There’s no free Pandora-style radio for mobile here; desktop and tablet users will be able to access free radio stations based on artists that run on Microsoft’s own special sauce, called Smart DJ. However, free on-demand streaming (on Windows 8), subscriptions, and a la carte song sales are all included here, which should appeal to a fairly wide swath of listeners. According to Microsoft’s announcement, Xbox Music is “the first all-in-one music service that gives you the freedom to stream custom-created playlists for free, subscribe to all the music you want or download-to-own your favorite songs.” If you subscribe, all of your stuff (including previous MP3s) will be on all your platforms, thanks to the cloud, with the option to download songs to local storage. Next year, the cloud feature will accept songs not available in Xbox Music, too.
9. The Search Was Good.
Most of the time, searching for “The Fall” in a music service returns all sorts of stuff, including the soundtrack to some movie called Legends of the Fall. Xbox Music identified The Fall properly, and started playing “Blindness.”
10. Microsoft could do apps a la Spotify, and possibly beyond.
“Spotify does that… things like the We Are Hunted app are great for discovery, it’s driving people into that,” said Johnson. “We’re an app platform. That’s what we do with Xbox, that’s what we’ve done with games. I look at music as something that I’m looking forward to the point when it’s not just coming through tuners, but it actually fuels all your entertainment experiences.” This is somewhat cryptic, but we take it to mean that in addition to apps like Vevo, Last.fm, and iHeartRadio, which already run on Xbox, Microsoft wants to power music apps and hopes Xbox Music can also do stuff like pump personalized music into videogames.
You know how people are saying the new Windows look is cool, while Apple’s software looks old and busted, and too many music services look like spreadsheets? Xbox Music looks cool like the new Windows.
12. Zune Sharing Could Make a Comeback.
Johnson told us that opinion at Microsoft was split on whether the Zune sharing feature, which let users zap songs to each other from device to device, should be included in Xbox Music. He confirmed that it’s possible that Microsoft would resurrect that feature, which we think would be a good idea.
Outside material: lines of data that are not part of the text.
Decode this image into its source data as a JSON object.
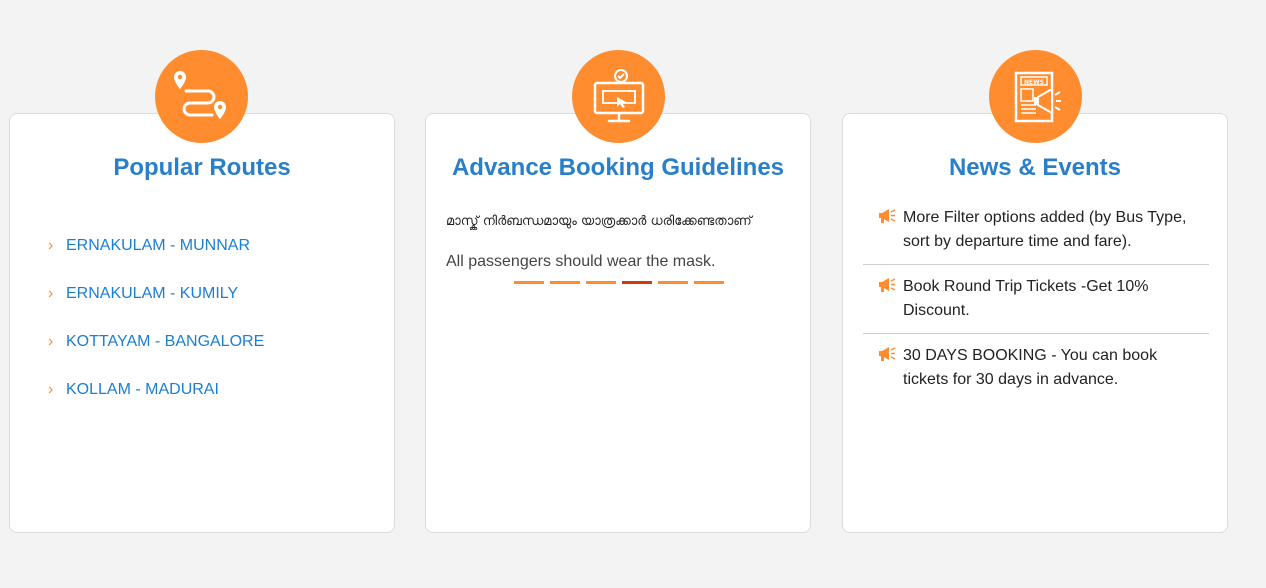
{
  "colors": {
    "accent": "#ff8c2e",
    "title": "#2a7fc9",
    "link": "#1a7fd1",
    "active_dot": "#d03a12"
  },
  "popular_routes": {
    "title": "Popular Routes",
    "icon": "route-map-icon",
    "items": [
      {
        "label": "ERNAKULAM - MUNNAR"
      },
      {
        "label": "ERNAKULAM - KUMILY"
      },
      {
        "label": "KOTTAYAM - BANGALORE"
      },
      {
        "label": "KOLLAM - MADURAI"
      }
    ]
  },
  "guidelines": {
    "title": "Advance Booking Guidelines",
    "icon": "monitor-booking-icon",
    "malayalam_text": "മാസ്ക് നിർബന്ധമായും യാത്രക്കാർ ധരിക്കേണ്ടതാണ്",
    "english_text": "All passengers should wear the mask.",
    "slides_total": 6,
    "active_slide": 4
  },
  "news": {
    "title": "News & Events",
    "icon": "newspaper-megaphone-icon",
    "items": [
      {
        "text": "More Filter options added (by Bus Type, sort by departure time and fare)."
      },
      {
        "text": "Book Round Trip Tickets -Get 10% Discount."
      },
      {
        "text": "30 DAYS BOOKING - You can book tickets for 30 days in advance."
      }
    ]
  }
}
Update: Microsoft sent over a video demonstration of Xbox Music, which requires Microsoft Silverlight, a 100MB installation that only supports certain configurations (i.e. not Chrome on a Mac):